DIRECTIONS FOR THIS TASK: Records follow. Pull out every line that contains "audio".

(Web page and app entries)
▬▬▬▬▬▬

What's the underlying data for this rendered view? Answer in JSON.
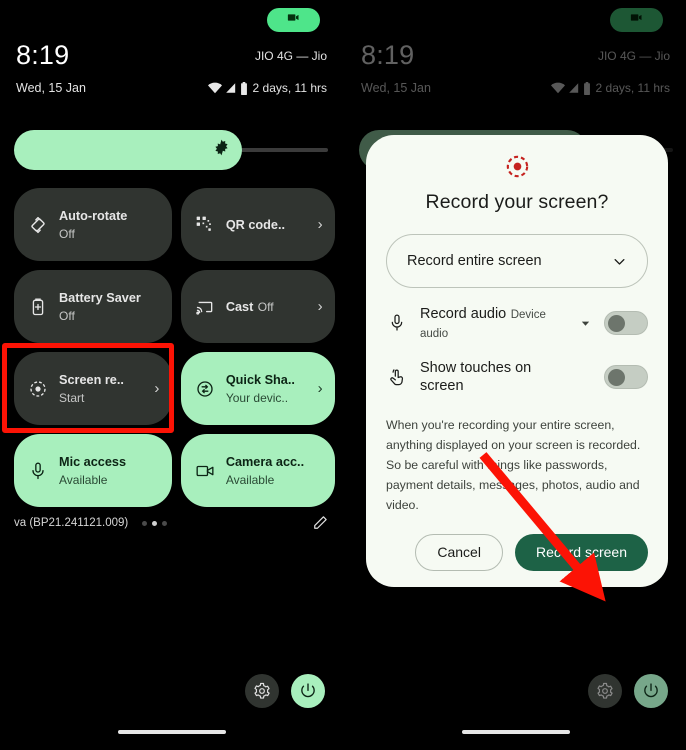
{
  "statusbar": {
    "clock": "8:19",
    "carrier": "JIO 4G — Jio",
    "date": "Wed, 15 Jan",
    "battery_text": "2 days, 11 hrs",
    "camera_pill_icon": "camcorder-icon",
    "wifi_icon": "wifi-icon",
    "signal_icon": "cellular-signal-icon",
    "battery_icon": "battery-icon"
  },
  "brightness": {
    "icon": "brightness-icon",
    "level_percent": 72
  },
  "tiles": [
    {
      "title": "Auto-rotate",
      "subtitle": "Off",
      "icon": "auto-rotate-icon",
      "active": false,
      "chevron": false
    },
    {
      "title": "QR code..",
      "subtitle": "",
      "icon": "qr-code-icon",
      "active": false,
      "chevron": true
    },
    {
      "title": "Battery Saver",
      "subtitle": "Off",
      "icon": "battery-saver-icon",
      "active": false,
      "chevron": false
    },
    {
      "title": "Cast",
      "subtitle": "Off",
      "icon": "cast-icon",
      "active": false,
      "chevron": true
    },
    {
      "title": "Screen re..",
      "subtitle": "Start",
      "icon": "screen-record-icon",
      "active": false,
      "chevron": true
    },
    {
      "title": "Quick Sha..",
      "subtitle": "Your devic..",
      "icon": "quick-share-icon",
      "active": true,
      "chevron": true
    },
    {
      "title": "Mic access",
      "subtitle": "Available",
      "icon": "microphone-icon",
      "active": true,
      "chevron": false
    },
    {
      "title": "Camera acc..",
      "subtitle": "Available",
      "icon": "camcorder-icon",
      "active": true,
      "chevron": false
    }
  ],
  "footer": {
    "build": "va (BP21.241121.009)",
    "page_dots": 3,
    "active_dot": 1,
    "edit_icon": "pencil-icon"
  },
  "bottombar": {
    "settings_icon": "gear-icon",
    "power_icon": "power-icon",
    "nav_handle": "home-handle"
  },
  "dialog": {
    "header_icon": "screen-record-icon",
    "title": "Record your screen?",
    "dropdown": {
      "value": "Record entire screen",
      "chevron_icon": "chevron-down-icon"
    },
    "options": [
      {
        "title": "Record audio",
        "subtitle": "Device audio",
        "icon": "microphone-icon",
        "caret": true,
        "toggle_on": false
      },
      {
        "title": "Show touches on screen",
        "subtitle": "",
        "icon": "touch-icon",
        "caret": false,
        "toggle_on": false
      }
    ],
    "body": "When you're recording your entire screen, anything displayed on your screen is recorded. So be careful with things like passwords, payment details, messages, photos, audio and video.",
    "cancel_label": "Cancel",
    "record_label": "Record screen"
  },
  "annotations": {
    "highlight_color": "#fc1305",
    "box_target": "screen-record-tile",
    "arrow_target": "record-screen-button"
  }
}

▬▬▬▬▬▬

RESULT FOR THIS EXERCISE:
        "title": "Record audio",
        "subtitle": "Device audio",
    "body": "When you're recording your entire screen, anything displayed on your screen is recorded. So be careful with things like passwords, payment details, messages, photos, audio and video.",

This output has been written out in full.